(DATA FOR THE TASK begins)

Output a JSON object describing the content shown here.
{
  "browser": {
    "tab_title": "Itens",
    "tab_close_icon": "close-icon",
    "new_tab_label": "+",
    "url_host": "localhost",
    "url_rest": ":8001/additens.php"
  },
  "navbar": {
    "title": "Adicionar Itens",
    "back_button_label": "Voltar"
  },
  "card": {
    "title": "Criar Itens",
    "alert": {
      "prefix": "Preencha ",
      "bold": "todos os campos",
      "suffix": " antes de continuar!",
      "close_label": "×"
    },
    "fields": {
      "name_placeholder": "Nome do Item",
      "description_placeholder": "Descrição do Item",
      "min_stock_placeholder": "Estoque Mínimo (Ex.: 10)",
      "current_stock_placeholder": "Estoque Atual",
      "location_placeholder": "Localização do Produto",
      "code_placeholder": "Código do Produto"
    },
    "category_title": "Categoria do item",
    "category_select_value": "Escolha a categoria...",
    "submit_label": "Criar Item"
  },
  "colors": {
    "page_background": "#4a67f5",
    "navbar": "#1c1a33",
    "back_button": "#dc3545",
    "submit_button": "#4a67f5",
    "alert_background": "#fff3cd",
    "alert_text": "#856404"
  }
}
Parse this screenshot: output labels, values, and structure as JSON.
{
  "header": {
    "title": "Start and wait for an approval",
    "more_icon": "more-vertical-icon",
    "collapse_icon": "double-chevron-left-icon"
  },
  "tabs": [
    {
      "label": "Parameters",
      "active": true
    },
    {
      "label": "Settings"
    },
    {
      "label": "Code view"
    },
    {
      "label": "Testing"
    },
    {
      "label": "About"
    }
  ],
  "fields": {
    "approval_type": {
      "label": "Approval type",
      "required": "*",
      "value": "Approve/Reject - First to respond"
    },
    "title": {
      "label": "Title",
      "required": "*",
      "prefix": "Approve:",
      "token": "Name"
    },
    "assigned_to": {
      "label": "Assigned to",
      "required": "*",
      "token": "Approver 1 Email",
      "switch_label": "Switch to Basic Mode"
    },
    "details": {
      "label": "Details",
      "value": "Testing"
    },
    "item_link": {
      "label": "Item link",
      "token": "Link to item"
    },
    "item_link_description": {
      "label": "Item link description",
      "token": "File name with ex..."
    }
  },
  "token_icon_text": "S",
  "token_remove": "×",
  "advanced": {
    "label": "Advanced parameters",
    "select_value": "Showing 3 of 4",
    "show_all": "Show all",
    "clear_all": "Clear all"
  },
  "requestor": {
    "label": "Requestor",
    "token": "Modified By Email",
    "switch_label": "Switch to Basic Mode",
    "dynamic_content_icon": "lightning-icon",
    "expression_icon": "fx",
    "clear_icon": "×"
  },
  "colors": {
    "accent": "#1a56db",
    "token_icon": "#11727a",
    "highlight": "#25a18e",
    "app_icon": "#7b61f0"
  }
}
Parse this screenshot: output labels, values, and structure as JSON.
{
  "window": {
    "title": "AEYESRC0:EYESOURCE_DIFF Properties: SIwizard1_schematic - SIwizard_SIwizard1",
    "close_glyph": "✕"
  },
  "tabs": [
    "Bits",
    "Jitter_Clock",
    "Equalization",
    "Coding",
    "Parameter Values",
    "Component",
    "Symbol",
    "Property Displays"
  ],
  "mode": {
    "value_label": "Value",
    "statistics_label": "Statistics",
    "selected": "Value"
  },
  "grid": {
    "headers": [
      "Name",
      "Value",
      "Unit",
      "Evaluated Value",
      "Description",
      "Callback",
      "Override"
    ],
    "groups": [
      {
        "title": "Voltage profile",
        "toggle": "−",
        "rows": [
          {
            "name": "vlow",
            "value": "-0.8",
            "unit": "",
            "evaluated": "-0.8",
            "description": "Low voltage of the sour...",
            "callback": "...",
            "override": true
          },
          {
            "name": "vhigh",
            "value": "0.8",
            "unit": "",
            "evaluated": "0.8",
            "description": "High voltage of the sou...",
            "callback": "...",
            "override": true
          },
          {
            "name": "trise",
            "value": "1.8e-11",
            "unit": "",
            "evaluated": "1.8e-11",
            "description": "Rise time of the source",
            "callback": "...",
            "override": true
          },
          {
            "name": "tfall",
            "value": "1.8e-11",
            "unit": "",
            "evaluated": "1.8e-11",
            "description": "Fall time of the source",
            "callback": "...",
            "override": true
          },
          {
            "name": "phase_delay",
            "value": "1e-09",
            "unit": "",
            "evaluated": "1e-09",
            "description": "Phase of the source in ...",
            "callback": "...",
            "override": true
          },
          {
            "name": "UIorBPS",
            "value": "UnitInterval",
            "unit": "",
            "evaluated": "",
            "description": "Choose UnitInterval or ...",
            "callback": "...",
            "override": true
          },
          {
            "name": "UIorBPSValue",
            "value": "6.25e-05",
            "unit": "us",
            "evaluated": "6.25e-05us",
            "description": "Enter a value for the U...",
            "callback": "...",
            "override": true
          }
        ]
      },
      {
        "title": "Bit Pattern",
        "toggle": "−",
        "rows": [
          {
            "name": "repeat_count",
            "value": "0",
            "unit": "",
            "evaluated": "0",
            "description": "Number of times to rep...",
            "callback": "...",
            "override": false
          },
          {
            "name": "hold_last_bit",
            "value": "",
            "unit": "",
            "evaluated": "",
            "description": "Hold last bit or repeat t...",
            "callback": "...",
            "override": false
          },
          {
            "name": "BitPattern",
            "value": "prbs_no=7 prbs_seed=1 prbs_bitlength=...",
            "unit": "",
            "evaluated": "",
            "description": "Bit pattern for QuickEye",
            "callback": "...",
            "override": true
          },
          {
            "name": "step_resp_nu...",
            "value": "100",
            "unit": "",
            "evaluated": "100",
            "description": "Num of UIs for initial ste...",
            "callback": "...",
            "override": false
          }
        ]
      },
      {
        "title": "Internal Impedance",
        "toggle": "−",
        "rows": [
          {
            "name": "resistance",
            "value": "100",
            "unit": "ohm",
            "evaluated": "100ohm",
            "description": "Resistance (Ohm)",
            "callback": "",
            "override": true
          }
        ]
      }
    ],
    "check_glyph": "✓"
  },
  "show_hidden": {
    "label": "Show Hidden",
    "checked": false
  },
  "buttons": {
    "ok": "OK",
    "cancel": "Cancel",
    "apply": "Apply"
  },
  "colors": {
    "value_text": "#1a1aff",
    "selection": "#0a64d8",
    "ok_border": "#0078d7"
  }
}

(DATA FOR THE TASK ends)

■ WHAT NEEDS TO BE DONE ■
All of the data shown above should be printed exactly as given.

■ FINISHED TASK ■
Output a JSON object describing the content shown here.
{
  "browser": {
    "tab_title": "Itens",
    "tab_close_icon": "close-icon",
    "new_tab_label": "+",
    "url_host": "localhost",
    "url_rest": ":8001/additens.php"
  },
  "navbar": {
    "title": "Adicionar Itens",
    "back_button_label": "Voltar"
  },
  "card": {
    "title": "Criar Itens",
    "alert": {
      "prefix": "Preencha ",
      "bold": "todos os campos",
      "suffix": " antes de continuar!",
      "close_label": "×"
    },
    "fields": {
      "name_placeholder": "Nome do Item",
      "description_placeholder": "Descrição do Item",
      "min_stock_placeholder": "Estoque Mínimo (Ex.: 10)",
      "current_stock_placeholder": "Estoque Atual",
      "location_placeholder": "Localização do Produto",
      "code_placeholder": "Código do Produto"
    },
    "category_title": "Categoria do item",
    "category_select_value": "Escolha a categoria...",
    "submit_label": "Criar Item"
  },
  "colors": {
    "page_background": "#4a67f5",
    "navbar": "#1c1a33",
    "back_button": "#dc3545",
    "submit_button": "#4a67f5",
    "alert_background": "#fff3cd",
    "alert_text": "#856404"
  }
}
Parse this screenshot: output labels, values, and structure as JSON.
{
  "header": {
    "title": "Start and wait for an approval",
    "more_icon": "more-vertical-icon",
    "collapse_icon": "double-chevron-left-icon"
  },
  "tabs": [
    {
      "label": "Parameters",
      "active": true
    },
    {
      "label": "Settings"
    },
    {
      "label": "Code view"
    },
    {
      "label": "Testing"
    },
    {
      "label": "About"
    }
  ],
  "fields": {
    "approval_type": {
      "label": "Approval type",
      "required": "*",
      "value": "Approve/Reject - First to respond"
    },
    "title": {
      "label": "Title",
      "required": "*",
      "prefix": "Approve:",
      "token": "Name"
    },
    "assigned_to": {
      "label": "Assigned to",
      "required": "*",
      "token": "Approver 1 Email",
      "switch_label": "Switch to Basic Mode"
    },
    "details": {
      "label": "Details",
      "value": "Testing"
    },
    "item_link": {
      "label": "Item link",
      "token": "Link to item"
    },
    "item_link_description": {
      "label": "Item link description",
      "token": "File name with ex..."
    }
  },
  "token_icon_text": "S",
  "token_remove": "×",
  "advanced": {
    "label": "Advanced parameters",
    "select_value": "Showing 3 of 4",
    "show_all": "Show all",
    "clear_all": "Clear all"
  },
  "requestor": {
    "label": "Requestor",
    "token": "Modified By Email",
    "switch_label": "Switch to Basic Mode",
    "dynamic_content_icon": "lightning-icon",
    "expression_icon": "fx",
    "clear_icon": "×"
  },
  "colors": {
    "accent": "#1a56db",
    "token_icon": "#11727a",
    "highlight": "#25a18e",
    "app_icon": "#7b61f0"
  }
}
Parse this screenshot: output labels, values, and structure as JSON.
{
  "window": {
    "title": "AEYESRC0:EYESOURCE_DIFF Properties: SIwizard1_schematic - SIwizard_SIwizard1",
    "close_glyph": "✕"
  },
  "tabs": [
    "Bits",
    "Jitter_Clock",
    "Equalization",
    "Coding",
    "Parameter Values",
    "Component",
    "Symbol",
    "Property Displays"
  ],
  "mode": {
    "value_label": "Value",
    "statistics_label": "Statistics",
    "selected": "Value"
  },
  "grid": {
    "headers": [
      "Name",
      "Value",
      "Unit",
      "Evaluated Value",
      "Description",
      "Callback",
      "Override"
    ],
    "groups": [
      {
        "title": "Voltage profile",
        "toggle": "−",
        "rows": [
          {
            "name": "vlow",
            "value": "-0.8",
            "unit": "",
            "evaluated": "-0.8",
            "description": "Low voltage of the sour...",
            "callback": "...",
            "override": true
          },
          {
            "name": "vhigh",
            "value": "0.8",
            "unit": "",
            "evaluated": "0.8",
            "description": "High voltage of the sou...",
            "callback": "...",
            "override": true
          },
          {
            "name": "trise",
            "value": "1.8e-11",
            "unit": "",
            "evaluated": "1.8e-11",
            "description": "Rise time of the source",
            "callback": "...",
            "override": true
          },
          {
            "name": "tfall",
            "value": "1.8e-11",
            "unit": "",
            "evaluated": "1.8e-11",
            "description": "Fall time of the source",
            "callback": "...",
            "override": true
          },
          {
            "name": "phase_delay",
            "value": "1e-09",
            "unit": "",
            "evaluated": "1e-09",
            "description": "Phase of the source in ...",
            "callback": "...",
            "override": true
          },
          {
            "name": "UIorBPS",
            "value": "UnitInterval",
            "unit": "",
            "evaluated": "",
            "description": "Choose UnitInterval or ...",
            "callback": "...",
            "override": true
          },
          {
            "name": "UIorBPSValue",
            "value": "6.25e-05",
            "unit": "us",
            "evaluated": "6.25e-05us",
            "description": "Enter a value for the U...",
            "callback": "...",
            "override": true
          }
        ]
      },
      {
        "title": "Bit Pattern",
        "toggle": "−",
        "rows": [
          {
            "name": "repeat_count",
            "value": "0",
            "unit": "",
            "evaluated": "0",
            "description": "Number of times to rep...",
            "callback": "...",
            "override": false
          },
          {
            "name": "hold_last_bit",
            "value": "",
            "unit": "",
            "evaluated": "",
            "description": "Hold last bit or repeat t...",
            "callback": "...",
            "override": false
          },
          {
            "name": "BitPattern",
            "value": "prbs_no=7 prbs_seed=1 prbs_bitlength=...",
            "unit": "",
            "evaluated": "",
            "description": "Bit pattern for QuickEye",
            "callback": "...",
            "override": true
          },
          {
            "name": "step_resp_nu...",
            "value": "100",
            "unit": "",
            "evaluated": "100",
            "description": "Num of UIs for initial ste...",
            "callback": "...",
            "override": false
          }
        ]
      },
      {
        "title": "Internal Impedance",
        "toggle": "−",
        "rows": [
          {
            "name": "resistance",
            "value": "100",
            "unit": "ohm",
            "evaluated": "100ohm",
            "description": "Resistance (Ohm)",
            "callback": "",
            "override": true
          }
        ]
      }
    ],
    "check_glyph": "✓"
  },
  "show_hidden": {
    "label": "Show Hidden",
    "checked": false
  },
  "buttons": {
    "ok": "OK",
    "cancel": "Cancel",
    "apply": "Apply"
  },
  "colors": {
    "value_text": "#1a1aff",
    "selection": "#0a64d8",
    "ok_border": "#0078d7"
  }
}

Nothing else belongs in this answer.